**ASSIGNED TASK**
Once the pictures are set aside, repeat all of the data below exactly.

________________________

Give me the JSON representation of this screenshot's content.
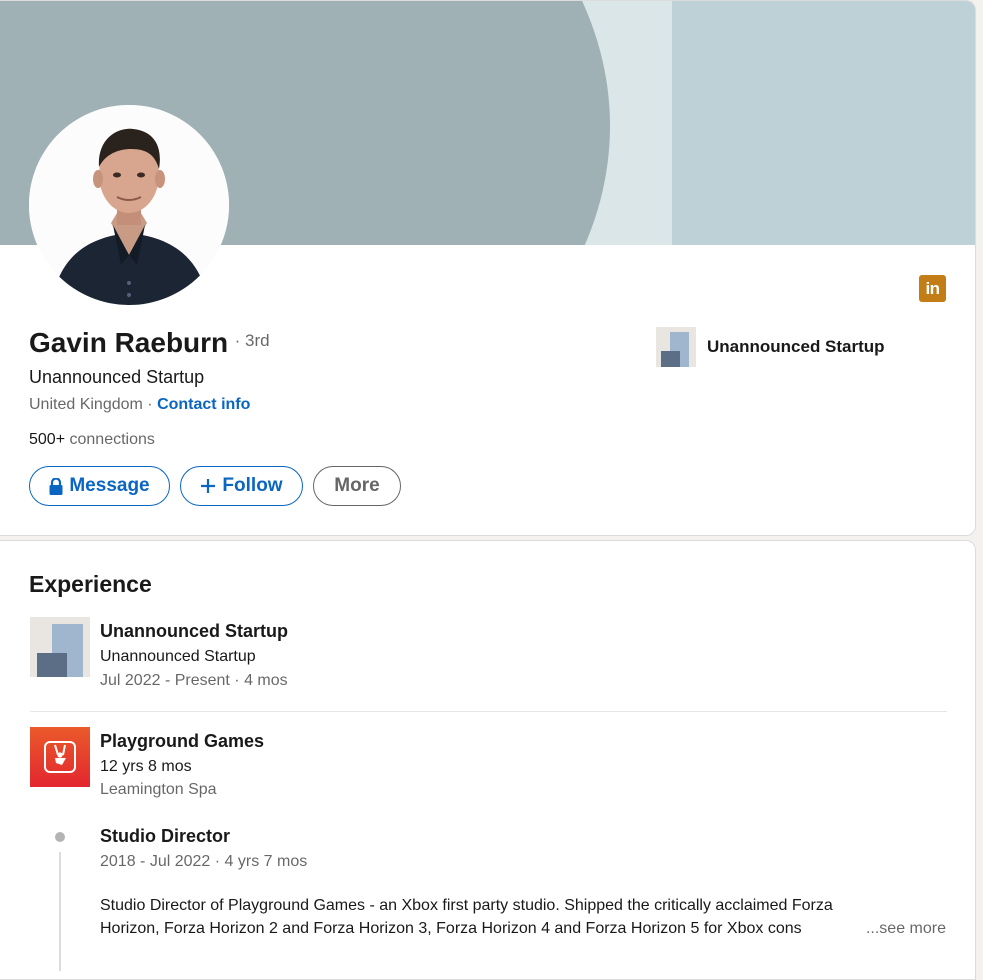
{
  "profile": {
    "name": "Gavin Raeburn",
    "degree": "· 3rd",
    "headline": "Unannounced Startup",
    "location": "United Kingdom",
    "location_sep": " · ",
    "contact_info": "Contact info",
    "connections_count": "500+",
    "connections_label": " connections",
    "current_company": "Unannounced Startup",
    "badge_icon": "linkedin-icon",
    "badge_text": "in",
    "badge_color": "#c37d16"
  },
  "actions": {
    "message_label": "Message",
    "follow_label": "Follow",
    "more_label": "More",
    "primary_color": "#0a66c2"
  },
  "experience": {
    "title": "Experience",
    "items": [
      {
        "company": "Unannounced Startup",
        "subtitle": "Unannounced Startup",
        "dates": "Jul 2022 - Present · 4 mos"
      },
      {
        "company": "Playground Games",
        "duration": "12 yrs 8 mos",
        "location": "Leamington Spa",
        "roles": [
          {
            "title": "Studio Director",
            "dates": "2018 - Jul 2022 · 4 yrs 7 mos",
            "description_line1": "Studio Director of Playground Games - an Xbox first party studio. Shipped the critically acclaimed Forza",
            "description_line2": "Horizon, Forza Horizon 2 and Forza Horizon 3, Forza Horizon 4 and Forza Horizon 5 for Xbox cons",
            "see_more": "...see more"
          }
        ]
      }
    ]
  }
}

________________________

**RESPONSE TO THE TASK**
Give me the JSON representation of this screenshot's content.
{
  "profile": {
    "name": "Gavin Raeburn",
    "degree": "· 3rd",
    "headline": "Unannounced Startup",
    "location": "United Kingdom",
    "location_sep": " · ",
    "contact_info": "Contact info",
    "connections_count": "500+",
    "connections_label": " connections",
    "current_company": "Unannounced Startup",
    "badge_icon": "linkedin-icon",
    "badge_text": "in",
    "badge_color": "#c37d16"
  },
  "actions": {
    "message_label": "Message",
    "follow_label": "Follow",
    "more_label": "More",
    "primary_color": "#0a66c2"
  },
  "experience": {
    "title": "Experience",
    "items": [
      {
        "company": "Unannounced Startup",
        "subtitle": "Unannounced Startup",
        "dates": "Jul 2022 - Present · 4 mos"
      },
      {
        "company": "Playground Games",
        "duration": "12 yrs 8 mos",
        "location": "Leamington Spa",
        "roles": [
          {
            "title": "Studio Director",
            "dates": "2018 - Jul 2022 · 4 yrs 7 mos",
            "description_line1": "Studio Director of Playground Games - an Xbox first party studio. Shipped the critically acclaimed Forza",
            "description_line2": "Horizon, Forza Horizon 2 and Forza Horizon 3, Forza Horizon 4 and Forza Horizon 5 for Xbox cons",
            "see_more": "...see more"
          }
        ]
      }
    ]
  }
}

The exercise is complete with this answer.